January 12th, 2009 | 2 min read

By Keith E. Buhler

From the beginning of his career as a movie director, Eastwood has addressed fundamental questions... placing his iconic identity of ruthless masculinity in tension with a broader vision of individual and social wholeness. How should we live together? How do we define the good?"

the car of the movie

Since Gran Torino is out and is doing rather well at the box offices (Have you seen the film? How is it?), it's time for a (lengthy but well-written) retrospective on the career and -- more interestingly -- theological underpinnings of this remarkable artist.  Sara Anson Vaux at Common Review provides the goods:

It will not be lost on seekers of spiritual wisdom that this... disposition to wrest power from the mighty and elevate the weak, comes from the Bible...  “He hath put down the mighty from their seats, and exalted them of low degree” (Luke 1:52–53). In interviews with Michael Henry Wilson, Eastwood has commented on his fascination with “the biblical stories and their correspondence with the mythology of the Western.”

Eastwood who (thinking especially of Unforgiven) deliberately and delightfully subverts the Christian message of humility is at least aware of and in careful dialog with it. In this way he both foments and rides the wave of "post-Christianity" roaring across Western Europe and the Americas.

Yet while critics talk about the Christ figure in George Stevens’s 1953 western Shane, Eastwood never attempts to construct the hero as a savior. He distinctly challenges that time-honored though now-formulaic cliché."

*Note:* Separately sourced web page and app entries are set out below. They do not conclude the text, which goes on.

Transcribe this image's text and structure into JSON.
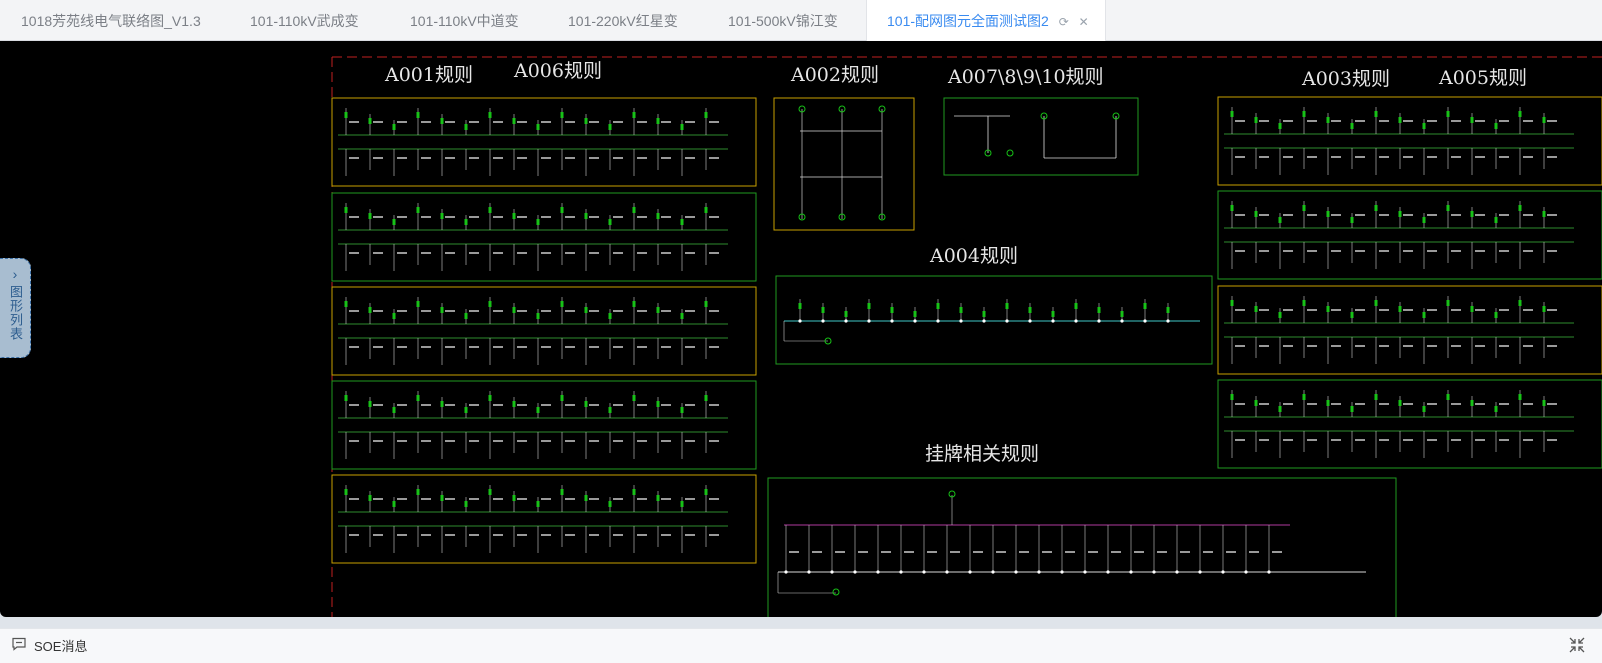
{
  "tabs": [
    {
      "label": "1018芳苑线电气联络图_V1.3",
      "active": false
    },
    {
      "label": "101-110kV武成变",
      "active": false
    },
    {
      "label": "101-110kV中道变",
      "active": false
    },
    {
      "label": "101-220kV红星变",
      "active": false
    },
    {
      "label": "101-500kV锦江变",
      "active": false
    },
    {
      "label": "101-配网图元全面测试图2",
      "active": true
    }
  ],
  "active_tab_icons": [
    "refresh-icon",
    "close-icon"
  ],
  "side_panel": {
    "label": "图形列表",
    "icon": "chevron-right-icon"
  },
  "diagram": {
    "labels": {
      "a001": "A001规则",
      "a006": "A006规则",
      "a002": "A002规则",
      "a007": "A007\\8\\9\\10规则",
      "a003": "A003规则",
      "a005": "A005规则",
      "a004": "A004规则",
      "tag": "挂牌相关规则"
    },
    "colors": {
      "background": "#000000",
      "bus": "#2e8b2e",
      "frame_yellow": "#c8a000",
      "frame_green": "#1f9a1f",
      "boundary": "#c0201f"
    }
  },
  "soe": {
    "label": "SOE消息",
    "icon": "message-icon",
    "action_icon": "collapse-icon"
  },
  "colors": {
    "accent": "#3a8bf0",
    "tab_text": "#7b7f86"
  }
}
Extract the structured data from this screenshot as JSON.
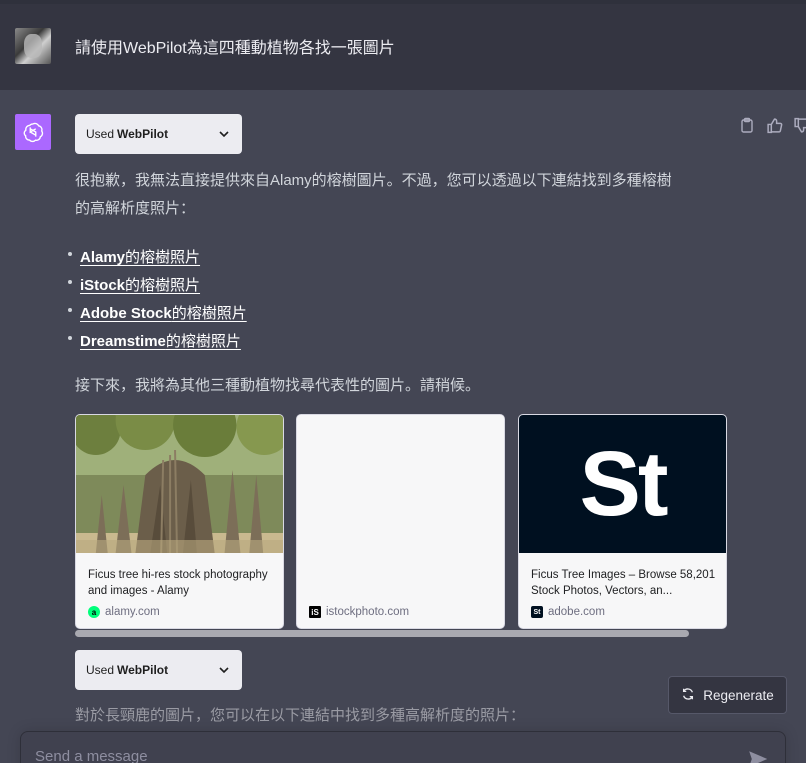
{
  "user_message": {
    "text": "請使用WebPilot為這四種動植物各找一張圖片"
  },
  "plugin_pills": [
    {
      "prefix": "Used",
      "name": "WebPilot"
    },
    {
      "prefix": "Used",
      "name": "WebPilot"
    }
  ],
  "assistant": {
    "intro_line1": "很抱歉，我無法直接提供來自Alamy的榕樹圖片。不過，您可以透過以下連結找到多種榕樹",
    "intro_line2": "的高解析度照片：",
    "links": [
      {
        "bold": "Alamy",
        "rest": "的榕樹照片"
      },
      {
        "bold": "iStock",
        "rest": "的榕樹照片"
      },
      {
        "bold": "Adobe Stock",
        "rest": "的榕樹照片"
      },
      {
        "bold": "Dreamstime",
        "rest": "的榕樹照片"
      }
    ],
    "follow_up": "接下來，我將為其他三種動植物找尋代表性的圖片。請稍候。",
    "next_text": "對於長頸鹿的圖片，您可以在以下連結中找到多種高解析度的照片："
  },
  "cards": [
    {
      "title": "Ficus tree hi-res stock photography and images - Alamy",
      "source": "alamy.com",
      "favicon": "a"
    },
    {
      "title": "",
      "source": "istockphoto.com",
      "favicon": "iS"
    },
    {
      "title": "Ficus Tree Images – Browse 58,201 Stock Photos, Vectors, an...",
      "source": "adobe.com",
      "favicon": "St"
    }
  ],
  "adobe_logo_text": "St",
  "regenerate_label": "Regenerate",
  "composer": {
    "placeholder": "Send a message"
  },
  "colors": {
    "background": "#444654",
    "user_row": "#343541",
    "gpt_avatar": "#ab68ff",
    "link": "#ffffff",
    "card_bg": "#f7f7f8",
    "adobe_tile": "#001020",
    "alamy_favicon": "#00ff7b"
  }
}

CS Lewis has suggested that the Evolutionary Myth -- that timeless struggle of the unlikely hero against the overwhelming forces of chaos, chance, and nature -- is only the most compelling modern version of the classic structure of the Illiad, the Prose Edda, and Wagner's The Ring. What is the good man: Either the sacrificial and humble Christ or the exulting and glorious Superman... The Knight of Faith or the Knight of Infinite Resignation... Are there any other options?

The Outlaw Josey Wales provides a powerful example of Eastwood’s willingness not only to tamper with the formulas of the western, even to outrightly subvert them, but also to offer playful correctives to his Hollywood macho killer persona. Far more boldly, though, through this movie the director ennobles men and women... This signals a rejection of the culture of death in favor of new life. It may seem a stretch, but this choice puts him solidly in a religious tradition that would have to include the book of Micah, Boethius, Dietrich Bonhoeffer, Gandhi, and the beloved community celebrated by Eastwood’s contemporary Martin Luther King Jr. The theological company Eastwood keeps offers a distinct way to help to better understand his cinematic vision."